Items from a dataset:
/---
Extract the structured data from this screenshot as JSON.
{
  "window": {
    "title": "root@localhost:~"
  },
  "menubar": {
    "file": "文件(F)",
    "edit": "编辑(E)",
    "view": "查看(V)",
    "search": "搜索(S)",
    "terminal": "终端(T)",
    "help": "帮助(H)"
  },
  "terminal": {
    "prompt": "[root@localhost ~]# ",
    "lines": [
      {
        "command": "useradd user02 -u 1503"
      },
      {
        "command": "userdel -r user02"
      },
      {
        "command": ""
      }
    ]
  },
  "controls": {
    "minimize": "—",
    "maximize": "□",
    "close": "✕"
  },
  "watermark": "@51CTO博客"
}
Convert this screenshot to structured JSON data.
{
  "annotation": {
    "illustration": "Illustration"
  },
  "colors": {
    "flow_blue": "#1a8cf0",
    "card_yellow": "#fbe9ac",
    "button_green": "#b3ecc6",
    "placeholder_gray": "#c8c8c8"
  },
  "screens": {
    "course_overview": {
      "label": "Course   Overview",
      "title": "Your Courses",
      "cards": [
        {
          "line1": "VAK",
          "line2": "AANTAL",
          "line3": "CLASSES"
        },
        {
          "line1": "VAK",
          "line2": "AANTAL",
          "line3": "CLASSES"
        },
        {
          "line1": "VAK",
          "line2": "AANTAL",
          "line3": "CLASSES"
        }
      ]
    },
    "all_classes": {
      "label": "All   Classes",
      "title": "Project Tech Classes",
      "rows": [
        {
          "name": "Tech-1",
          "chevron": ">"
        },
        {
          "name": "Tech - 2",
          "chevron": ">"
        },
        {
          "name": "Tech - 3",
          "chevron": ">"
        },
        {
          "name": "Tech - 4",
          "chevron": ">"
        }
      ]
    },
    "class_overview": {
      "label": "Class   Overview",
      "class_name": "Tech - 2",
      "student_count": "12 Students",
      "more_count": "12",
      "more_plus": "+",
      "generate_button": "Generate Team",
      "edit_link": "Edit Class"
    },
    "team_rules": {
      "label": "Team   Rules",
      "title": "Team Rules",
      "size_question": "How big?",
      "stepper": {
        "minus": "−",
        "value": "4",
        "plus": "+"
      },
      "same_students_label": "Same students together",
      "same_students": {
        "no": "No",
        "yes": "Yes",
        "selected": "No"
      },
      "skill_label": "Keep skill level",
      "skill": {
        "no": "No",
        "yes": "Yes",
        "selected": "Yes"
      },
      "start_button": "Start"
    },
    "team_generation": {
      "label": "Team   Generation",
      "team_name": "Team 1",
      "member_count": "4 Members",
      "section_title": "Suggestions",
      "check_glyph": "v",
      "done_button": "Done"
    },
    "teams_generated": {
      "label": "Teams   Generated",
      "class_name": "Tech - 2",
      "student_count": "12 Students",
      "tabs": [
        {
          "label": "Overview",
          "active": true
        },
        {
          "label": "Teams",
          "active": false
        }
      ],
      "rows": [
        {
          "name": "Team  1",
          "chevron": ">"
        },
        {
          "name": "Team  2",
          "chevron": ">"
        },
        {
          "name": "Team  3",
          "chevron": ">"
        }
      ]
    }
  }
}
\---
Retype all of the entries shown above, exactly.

# EXERCISE RESPONSE
Extract the structured data from this screenshot as JSON.
{
  "window": {
    "title": "root@localhost:~"
  },
  "menubar": {
    "file": "文件(F)",
    "edit": "编辑(E)",
    "view": "查看(V)",
    "search": "搜索(S)",
    "terminal": "终端(T)",
    "help": "帮助(H)"
  },
  "terminal": {
    "prompt": "[root@localhost ~]# ",
    "lines": [
      {
        "command": "useradd user02 -u 1503"
      },
      {
        "command": "userdel -r user02"
      },
      {
        "command": ""
      }
    ]
  },
  "controls": {
    "minimize": "—",
    "maximize": "□",
    "close": "✕"
  },
  "watermark": "@51CTO博客"
}
Convert this screenshot to structured JSON data.
{
  "annotation": {
    "illustration": "Illustration"
  },
  "colors": {
    "flow_blue": "#1a8cf0",
    "card_yellow": "#fbe9ac",
    "button_green": "#b3ecc6",
    "placeholder_gray": "#c8c8c8"
  },
  "screens": {
    "course_overview": {
      "label": "Course   Overview",
      "title": "Your Courses",
      "cards": [
        {
          "line1": "VAK",
          "line2": "AANTAL",
          "line3": "CLASSES"
        },
        {
          "line1": "VAK",
          "line2": "AANTAL",
          "line3": "CLASSES"
        },
        {
          "line1": "VAK",
          "line2": "AANTAL",
          "line3": "CLASSES"
        }
      ]
    },
    "all_classes": {
      "label": "All   Classes",
      "title": "Project Tech Classes",
      "rows": [
        {
          "name": "Tech-1",
          "chevron": ">"
        },
        {
          "name": "Tech - 2",
          "chevron": ">"
        },
        {
          "name": "Tech - 3",
          "chevron": ">"
        },
        {
          "name": "Tech - 4",
          "chevron": ">"
        }
      ]
    },
    "class_overview": {
      "label": "Class   Overview",
      "class_name": "Tech - 2",
      "student_count": "12 Students",
      "more_count": "12",
      "more_plus": "+",
      "generate_button": "Generate Team",
      "edit_link": "Edit Class"
    },
    "team_rules": {
      "label": "Team   Rules",
      "title": "Team Rules",
      "size_question": "How big?",
      "stepper": {
        "minus": "−",
        "value": "4",
        "plus": "+"
      },
      "same_students_label": "Same students together",
      "same_students": {
        "no": "No",
        "yes": "Yes",
        "selected": "No"
      },
      "skill_label": "Keep skill level",
      "skill": {
        "no": "No",
        "yes": "Yes",
        "selected": "Yes"
      },
      "start_button": "Start"
    },
    "team_generation": {
      "label": "Team   Generation",
      "team_name": "Team 1",
      "member_count": "4 Members",
      "section_title": "Suggestions",
      "check_glyph": "v",
      "done_button": "Done"
    },
    "teams_generated": {
      "label": "Teams   Generated",
      "class_name": "Tech - 2",
      "student_count": "12 Students",
      "tabs": [
        {
          "label": "Overview",
          "active": true
        },
        {
          "label": "Teams",
          "active": false
        }
      ],
      "rows": [
        {
          "name": "Team  1",
          "chevron": ">"
        },
        {
          "name": "Team  2",
          "chevron": ">"
        },
        {
          "name": "Team  3",
          "chevron": ">"
        }
      ]
    }
  }
}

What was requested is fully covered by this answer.